The 79 argue that George Osborne’s proposals to legislate for a budget surplus when the economy is growing could: “risk a liquidity crisis that could also trigger banking problems, a fall in GDP, a crash, or all three”. That would be quite an achievement for a policy that might (for example) require a budget surplus of as little as 0.1 per cent of national income if GDP growth were above zero. So, let’s have a look at the propositions that underlie the arguments of the 79.
Firstly, they argue that Osborne’s plans “have no basis in economics”. More on this below, but this statement is demonstrably not true. There is plenty of economic theory that suggests that a government tying its own hands increases credibility and thereby lowers borrowing costs. The 79 might not agree, but they cannot wish contrary views out of existence – they need to engage with them. Furthermore, there is certainly a case in economics for a government running a surplus when it is building up future pension liabilities in order to prevent inter-generational injustices. Also, the theory of the “fiscal commons” suggests that voters will want governments to borrow more than they should because the costs will be borne by future generations who cannot yet vote: fiscal rules can inhibit this process. It is strange indeed that the 79 seem unaware of these basic ideas.
They then argue: “Economies rely on the principle of sectoral balancing […] In other words, if one sector of the economy lends to another, it must be in debt by the same amount as the borrower is in credit […] if it [the government] chooses to try to inflexibly run surpluses […] Households, consumers and businesses may have to borrow more overall, and the risk of a personal debt crisis to rival 2008 could be very real indeed.”
This might be true under one very strict assumption – that the foreign sector is irrelevant to this process. Given that the foreign sector holds 33 per cent of UK government debt, this is a really rather implausible assumption. A government surplus could – indeed, probably would – lead directly to reduced capital inflows which are necessary to finance borrowing, in turn this would precipitate a fall in the exchange rate and possibly a consequent improvement in the balance of payments.
This might not happen, all sorts of other things could happen too, but, even if we assume away the 6,940m people who do not live in the UK, the chain of events that the 79 propose is highly unlikely to happen. What might be the result of a budget surplus in the absence of any foreign capital flows? The most likely scenario is that the government would begin to redeem its bonds or issue fewer bonds to fund redemptions. Around 60 per cent of government bonds not held by overseas lenders are owned by UK life and pension funds. Most of the rest are held by non-bank financial institutions.

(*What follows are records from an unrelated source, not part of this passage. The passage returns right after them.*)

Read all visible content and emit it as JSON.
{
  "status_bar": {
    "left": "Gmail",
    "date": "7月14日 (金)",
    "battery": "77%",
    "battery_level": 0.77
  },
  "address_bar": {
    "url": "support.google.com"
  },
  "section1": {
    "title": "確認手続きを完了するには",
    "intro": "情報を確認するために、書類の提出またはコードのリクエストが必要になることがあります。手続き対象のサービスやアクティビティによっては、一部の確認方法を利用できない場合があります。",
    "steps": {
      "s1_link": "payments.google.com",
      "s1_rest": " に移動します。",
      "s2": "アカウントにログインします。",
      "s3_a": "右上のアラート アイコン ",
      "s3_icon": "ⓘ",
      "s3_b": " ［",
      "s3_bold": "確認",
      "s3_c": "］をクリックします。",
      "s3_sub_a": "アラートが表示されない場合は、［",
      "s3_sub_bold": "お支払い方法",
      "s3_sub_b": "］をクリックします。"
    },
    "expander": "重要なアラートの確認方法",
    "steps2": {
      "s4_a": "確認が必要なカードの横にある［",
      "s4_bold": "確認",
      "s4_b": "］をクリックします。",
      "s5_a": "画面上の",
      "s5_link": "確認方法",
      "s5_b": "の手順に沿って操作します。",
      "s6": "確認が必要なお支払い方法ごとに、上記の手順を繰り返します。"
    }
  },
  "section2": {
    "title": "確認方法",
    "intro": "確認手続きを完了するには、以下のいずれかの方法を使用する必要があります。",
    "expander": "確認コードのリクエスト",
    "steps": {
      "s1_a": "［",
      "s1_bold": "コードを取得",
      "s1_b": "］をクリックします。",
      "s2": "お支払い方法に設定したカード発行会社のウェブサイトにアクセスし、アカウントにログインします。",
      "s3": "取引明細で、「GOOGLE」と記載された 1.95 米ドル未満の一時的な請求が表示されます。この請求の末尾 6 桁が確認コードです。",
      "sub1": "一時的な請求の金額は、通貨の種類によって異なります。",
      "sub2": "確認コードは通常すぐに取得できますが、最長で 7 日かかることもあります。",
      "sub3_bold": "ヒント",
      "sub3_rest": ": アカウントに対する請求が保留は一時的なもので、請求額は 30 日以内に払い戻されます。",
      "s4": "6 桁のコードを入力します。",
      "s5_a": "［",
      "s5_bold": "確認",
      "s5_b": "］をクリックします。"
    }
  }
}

So, the government will redeem bonds and UK life and pension funds, for example, will invest in other financial instruments.
This may lead to various consequences, such as increases borrowing and equity issuance by corporations. This may represent an increase in net investment or a reduction in net saving by the UK non-government sector as the 79 suggest but the intellectual somersaults you need to jump through to turn this into a banking crisis are extraordinary. If this group of economists believe that the next banking crisis will be caused by the government running a small surplus, then they can no longer see the wood for the trees.
Finally, the 79 argue: “These plans tie the government’s hands, meaning it won’t be able to respond appropriately to constantly evolving economic circumstances […] The plan actually takes away one of the central purposes of modern government: to deliver a stable economy in which all can prosper.”
This takes us back to the debates of the 1970s about whether fiscal policy can be used to fine-tune the economy. This is not the same debate that we had in 2009 about whether in extremis fiscal policy should be used to prevent economic collapse (though I would not agree with the 79 on that issue either). Fiscal fine tuning assumes a degree of economic foresight that governments simply do not possess. And it also assumes that any attempt to fine tune is not undermined by changes in interest rates or exchange rates which stimulate economic activity and compensate for the fiscal tightening.
In essence, this was the crux of the debate between the 364 economists, who wrote to The Times, and their few opponents back in 1981. Of course, that letter was catastrophically badly timed. Almost the very week the words “present policies will deepen the depression” were written, the economy turned. But perhaps the most interesting similarity between the 79 and the 364 is that the 364 wrote: “There is no basis in economic theory or supporting evidence [for the government’s policies]”. In other words, the 364, like the 79, were not even aware that there might be a contrary view to that of their own.
The 79 who wrote to the Guardian are teaching the best and brightest of our undergraduates. Following the financial crisis, many have recognised that students should be taught a wider variety of paradigms, ideas and theories. The IEA has been a strong supporter of their perspective and has participated in the events of the Manchester University Post-Crash Economics Society. Of course, the IEA has also been responsible for popularising public choice economics, Austrian economics and institutional economics in Britain. Students deserve to be taught by economists who are passionate about their ideas. However, they also need to be taught by economists who understand that there are alternative ideas.
Prof Philip Booth is the IEA’s Editorial and Programme Director and Professor of Insurance and Risk Management at Cass Business School.